YouTube, Facebook, Twitter, Instagram, Periscope, and their peers have built communications tools that have empowered everyday people to broadcast to millions of others, all around the world, in an instant. Yet that very ability comes with extreme consequences when evil people decide to harness those same tools to increase the notoriety they seek for their own horrible actions. That happened today, in dramatic fashion.
Not long after gunning down a TV reporter and cameraman in Virginia this morning, the suspected shooter, Vester Lee Flanagan II, took to Twitter to promote his first-person video of the murders: "I filmed the shooting see Facebook," he tweeted. Moments later, he posted the videos on Twitter, too.
It didn't take long for both Twitter and Facebook to remove the videos and suspend Flanagan's accounts. But, by the time they had, many people had reported seeing the videos, unwittingly, as they spread through the platforms via their respective sharing mechanisms.

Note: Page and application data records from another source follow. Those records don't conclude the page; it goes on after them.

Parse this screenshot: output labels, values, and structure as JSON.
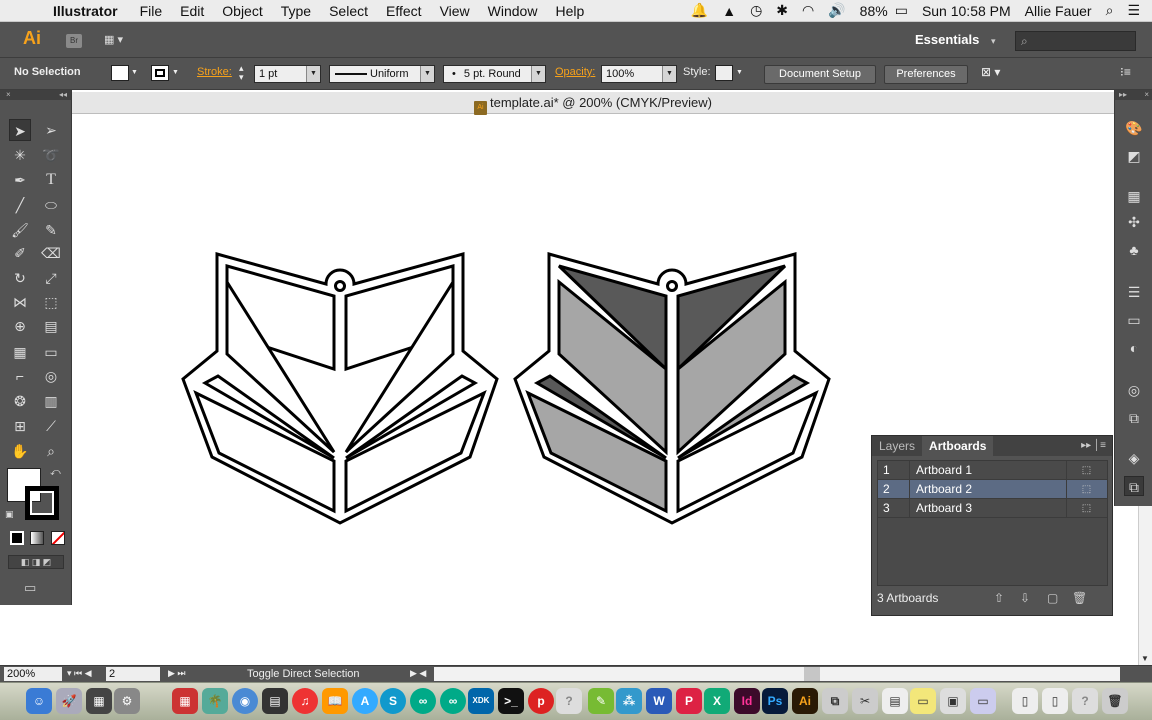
{
  "menubar": {
    "app": "Illustrator",
    "items": [
      "File",
      "Edit",
      "Object",
      "Type",
      "Select",
      "Effect",
      "View",
      "Window",
      "Help"
    ],
    "battery": "88%",
    "clock": "Sun 10:58 PM",
    "user": "Allie Fauer"
  },
  "appbar": {
    "logo": "Ai",
    "bridge": "Br",
    "workspace": "Essentials"
  },
  "control": {
    "selection": "No Selection",
    "stroke_label": "Stroke:",
    "stroke_weight": "1 pt",
    "profile": "Uniform",
    "brush": "5 pt. Round",
    "opacity_label": "Opacity:",
    "opacity": "100%",
    "style_label": "Style:",
    "document_setup": "Document Setup",
    "preferences": "Preferences"
  },
  "document": {
    "title": "template.ai* @ 200% (CMYK/Preview)",
    "colors": {
      "outline": "#000000",
      "light_gray": "#a6a6a6",
      "dark_gray": "#595959"
    }
  },
  "artboards_panel": {
    "tabs": [
      "Layers",
      "Artboards"
    ],
    "rows": [
      {
        "num": "1",
        "name": "Artboard 1"
      },
      {
        "num": "2",
        "name": "Artboard 2"
      },
      {
        "num": "3",
        "name": "Artboard 3"
      }
    ],
    "count": "3 Artboards"
  },
  "status": {
    "zoom": "200%",
    "page": "2",
    "tool_text": "Toggle Direct Selection"
  }
}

A fact of life on the internet is that content will spread no matter where it's posted. The videos of this shooting, if posted on a random website, or even mailed to a news organization, would likely have been viewed thousands of times — even if they were kept off social media completely.

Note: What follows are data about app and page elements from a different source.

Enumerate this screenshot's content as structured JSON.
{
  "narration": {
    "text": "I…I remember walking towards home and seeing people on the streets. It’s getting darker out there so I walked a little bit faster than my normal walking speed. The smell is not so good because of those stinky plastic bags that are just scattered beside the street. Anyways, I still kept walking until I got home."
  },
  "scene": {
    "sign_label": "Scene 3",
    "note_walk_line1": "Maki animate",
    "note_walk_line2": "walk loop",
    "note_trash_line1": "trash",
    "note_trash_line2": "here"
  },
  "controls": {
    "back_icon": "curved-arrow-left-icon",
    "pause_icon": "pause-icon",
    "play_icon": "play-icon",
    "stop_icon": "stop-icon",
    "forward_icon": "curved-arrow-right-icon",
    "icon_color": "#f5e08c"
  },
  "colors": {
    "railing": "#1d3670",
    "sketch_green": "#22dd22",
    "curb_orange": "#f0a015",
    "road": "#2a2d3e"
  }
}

But autoplay video, a relatively new feature for both Twitter and Facebook, turned both social platforms into attractive conduits for a person looking to force others to witness his acts of violence. Today's events put both companies in awkward positions, raising questions about how they'll treat a feature that makes their products more dynamic and is loved by the advertisers who pay their bills.
A Twitter spokesperson declined to comment but pointed BuzzFeed News to the company's media policy, which says video marked as "sensitive" does not autoplay. Facebook too declined to say more than this: "We have removed a profile and a Page for violating our Community Standards."
Though it's difficult to draw lines through the behavior of individuals who carry out these attacks, it's established that many killers study the actions of those who came before them and, in many cases, emulate them. Today's suspected killer was effective in spreading the video of his violent act — and, indeed, forcing others to experience the carnage — through social channels, making them a distribution vehicle more attractive to the inevitable killers that will come next.
Some will ask whether the social platforms are doing enough by waiting for people to flag sensitive content before it is removed, but there's likely no way for them to act more quickly as long as they keep autoplay. And since the prospect of autoplay going away is minimal — and there are good arguments to keep it around — we're likely going to be left with a situation where depraved people will exploit the feature in ways similar to what we saw today.